2.5 / 5 (2) May 22, 2009
it makes finding supernovas look easy
omatumr
1 / 5 (3) May 22, 2009
DARK ENERGY IS SIMPLY ASSUMED?

As an experimentalist, I strongly favor measurements.

But these quotes suggest that the authors of this study simply assume the existence of dark matter in interpreting the data.

1. QUOTE: Measuring the distance to supernovae has been a major problem in astronomy ever since the discovery of dark energy,END QUOTE

2. QUOTE: To understand how dark energy behaved in the early universe, we needed to make more precise measurements.END QUOTE

If so, my question to them is "What dark energy?"

With kind regards,
Oliver K. Manuel
http://www.omatumr.com



rwinners
3 / 5 (2) May 22, 2009
Dark matter is stuff that can't be seen, touched, smelled or in any other way sensed, but is assumed to exist because nothing else explains a certain observation.
Now, ask what dark energy is.
omatumr
1 / 5 (4) May 22, 2009
SOUNDS MORE LIKE RELIGION THAN SCIENCE

Dark matter is stuff that can't be seen, touched, smelled or in any other way sensed, but is assumed to exist because nothing else explains a certain observation.

Now, ask what dark energy is.

PPihkala
5 / 5 (2) May 23, 2009
SOUNDS MORE LIKE RELIGION THAN SCIENCE

Have you ever heard of people practizing religion who are keen to measure anything about it? These scientists have made advances in their measurement of distances to supernovas and want to make more. And any progress helps to better define the phenomena we currently call dark matter. Maybe some day we will know the reason for this phenomena, which may as well eliminate the need for it as a hypothesis.
Slotin
1 / 5 (2) May 23, 2009
..ask what dark energy is..
A surface tension effect of gravity field gradient, the vacuum around massive galaxies behaves like sparse bubbles or mercury droplets, which repels mutually at distance.

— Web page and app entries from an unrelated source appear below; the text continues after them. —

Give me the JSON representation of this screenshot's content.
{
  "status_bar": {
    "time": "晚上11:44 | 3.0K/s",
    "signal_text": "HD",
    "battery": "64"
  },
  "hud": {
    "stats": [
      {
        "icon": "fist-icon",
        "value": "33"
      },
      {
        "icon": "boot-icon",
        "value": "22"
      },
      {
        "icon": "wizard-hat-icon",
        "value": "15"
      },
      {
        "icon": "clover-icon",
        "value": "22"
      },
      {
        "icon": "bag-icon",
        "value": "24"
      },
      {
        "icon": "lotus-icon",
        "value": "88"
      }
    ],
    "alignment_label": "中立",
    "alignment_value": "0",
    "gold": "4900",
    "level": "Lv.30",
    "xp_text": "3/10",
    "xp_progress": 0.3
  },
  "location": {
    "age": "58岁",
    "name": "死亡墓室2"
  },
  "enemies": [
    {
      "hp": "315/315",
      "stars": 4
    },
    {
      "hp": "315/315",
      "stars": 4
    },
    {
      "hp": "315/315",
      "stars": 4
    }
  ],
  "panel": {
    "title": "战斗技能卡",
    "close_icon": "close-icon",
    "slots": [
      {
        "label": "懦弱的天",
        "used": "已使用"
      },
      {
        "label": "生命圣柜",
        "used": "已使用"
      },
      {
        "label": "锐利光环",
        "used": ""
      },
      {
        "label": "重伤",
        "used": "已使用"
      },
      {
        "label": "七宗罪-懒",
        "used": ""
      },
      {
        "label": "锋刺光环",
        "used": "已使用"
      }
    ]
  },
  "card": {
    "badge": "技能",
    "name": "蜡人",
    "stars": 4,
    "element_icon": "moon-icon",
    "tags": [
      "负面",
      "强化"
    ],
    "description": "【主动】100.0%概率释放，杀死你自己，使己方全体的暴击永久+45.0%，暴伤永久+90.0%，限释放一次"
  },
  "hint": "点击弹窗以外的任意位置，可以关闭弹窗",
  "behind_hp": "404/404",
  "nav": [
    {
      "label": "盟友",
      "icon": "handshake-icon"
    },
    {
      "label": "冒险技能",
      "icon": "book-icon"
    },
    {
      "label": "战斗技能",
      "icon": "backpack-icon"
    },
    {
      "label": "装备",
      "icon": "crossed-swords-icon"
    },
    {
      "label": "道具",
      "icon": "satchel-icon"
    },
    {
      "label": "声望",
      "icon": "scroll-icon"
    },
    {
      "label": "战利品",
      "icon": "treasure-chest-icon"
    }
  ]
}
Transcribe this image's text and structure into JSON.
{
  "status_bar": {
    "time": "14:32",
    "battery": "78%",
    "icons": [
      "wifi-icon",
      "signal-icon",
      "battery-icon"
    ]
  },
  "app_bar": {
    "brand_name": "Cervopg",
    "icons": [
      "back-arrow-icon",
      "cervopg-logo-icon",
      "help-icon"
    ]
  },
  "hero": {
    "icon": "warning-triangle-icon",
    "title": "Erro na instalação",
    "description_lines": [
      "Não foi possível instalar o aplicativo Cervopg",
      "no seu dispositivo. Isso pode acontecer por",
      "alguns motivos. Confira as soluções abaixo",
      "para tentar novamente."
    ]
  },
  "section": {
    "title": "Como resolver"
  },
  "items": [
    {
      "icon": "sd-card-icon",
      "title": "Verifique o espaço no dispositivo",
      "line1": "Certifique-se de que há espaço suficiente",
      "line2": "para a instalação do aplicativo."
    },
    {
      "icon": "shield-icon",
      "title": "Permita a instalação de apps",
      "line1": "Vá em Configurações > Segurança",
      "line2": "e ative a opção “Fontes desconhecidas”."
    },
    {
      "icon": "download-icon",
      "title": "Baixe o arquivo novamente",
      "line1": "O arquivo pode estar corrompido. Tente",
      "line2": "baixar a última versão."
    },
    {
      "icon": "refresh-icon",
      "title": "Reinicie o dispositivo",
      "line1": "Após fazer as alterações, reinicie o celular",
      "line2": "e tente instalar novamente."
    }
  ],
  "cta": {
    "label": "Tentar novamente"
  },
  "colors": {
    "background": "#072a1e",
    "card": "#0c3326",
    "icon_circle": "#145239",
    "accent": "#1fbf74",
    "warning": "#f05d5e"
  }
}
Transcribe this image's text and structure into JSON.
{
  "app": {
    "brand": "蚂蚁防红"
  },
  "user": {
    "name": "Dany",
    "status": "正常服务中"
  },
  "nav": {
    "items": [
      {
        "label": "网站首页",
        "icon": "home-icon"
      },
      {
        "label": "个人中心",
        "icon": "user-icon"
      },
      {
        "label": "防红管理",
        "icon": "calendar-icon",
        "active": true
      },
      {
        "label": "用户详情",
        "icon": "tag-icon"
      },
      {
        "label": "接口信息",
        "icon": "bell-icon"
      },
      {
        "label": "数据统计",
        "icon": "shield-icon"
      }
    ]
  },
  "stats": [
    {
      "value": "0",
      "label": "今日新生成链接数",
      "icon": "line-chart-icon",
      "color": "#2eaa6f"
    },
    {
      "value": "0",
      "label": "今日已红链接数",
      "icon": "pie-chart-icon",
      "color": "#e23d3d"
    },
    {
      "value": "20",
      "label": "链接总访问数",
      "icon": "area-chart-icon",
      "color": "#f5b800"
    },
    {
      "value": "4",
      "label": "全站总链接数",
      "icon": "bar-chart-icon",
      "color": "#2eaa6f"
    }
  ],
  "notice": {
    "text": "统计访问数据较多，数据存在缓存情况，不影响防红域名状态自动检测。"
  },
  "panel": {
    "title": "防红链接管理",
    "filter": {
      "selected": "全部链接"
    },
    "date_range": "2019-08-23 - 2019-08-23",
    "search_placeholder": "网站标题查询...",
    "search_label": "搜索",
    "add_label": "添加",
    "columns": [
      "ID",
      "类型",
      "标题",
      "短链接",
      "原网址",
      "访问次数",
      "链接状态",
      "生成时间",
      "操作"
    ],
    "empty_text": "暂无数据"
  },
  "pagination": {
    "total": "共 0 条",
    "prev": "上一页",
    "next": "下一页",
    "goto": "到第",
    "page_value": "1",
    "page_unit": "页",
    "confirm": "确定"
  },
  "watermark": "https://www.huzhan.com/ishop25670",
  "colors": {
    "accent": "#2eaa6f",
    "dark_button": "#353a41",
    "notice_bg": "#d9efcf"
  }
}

http://aetherwave...ter.html

dark matter itself can be explained in many ways
omatumr
1 / 5 (2) May 23, 2009
RELIGION OR SCIENCE?

SOUNDS MORE LIKE RELIGION THAN SCIENCE


Have you ever heard of people practizing religion who are keen to measure anything about it? . . . Maybe some day we will know the reason for this phenomena, which may as well eliminate the need for it as a hypothesis.


Yes, that would advance science.

I saw no evidence of Dark Energy in experimental data from precise, space-age measurements of variations in:

a.) Abundances of elements and isotopes in the solar system, and

b.) Rest masses of the 3,000 different types of atoms that comprise the entire VISIBLE universe.

The nuclear rest mass data are here:
http://tinyurl.com/2otxps

With kind regards,
Oliver K. Manuel
http://myprofile....anuelo09
Au-Pu
1 / 5 (1) May 23, 2009
"They" haven't discovered dark energy.
So far it remains a superstitious explanation for what they need but cannot find.
An explanation for the otherwise unexplainable.
Or if you prefer, as omatumr (above) suggested, its the religious solution.
If they do find it and prove and quantify it, then it will move into the realm of scientific reality.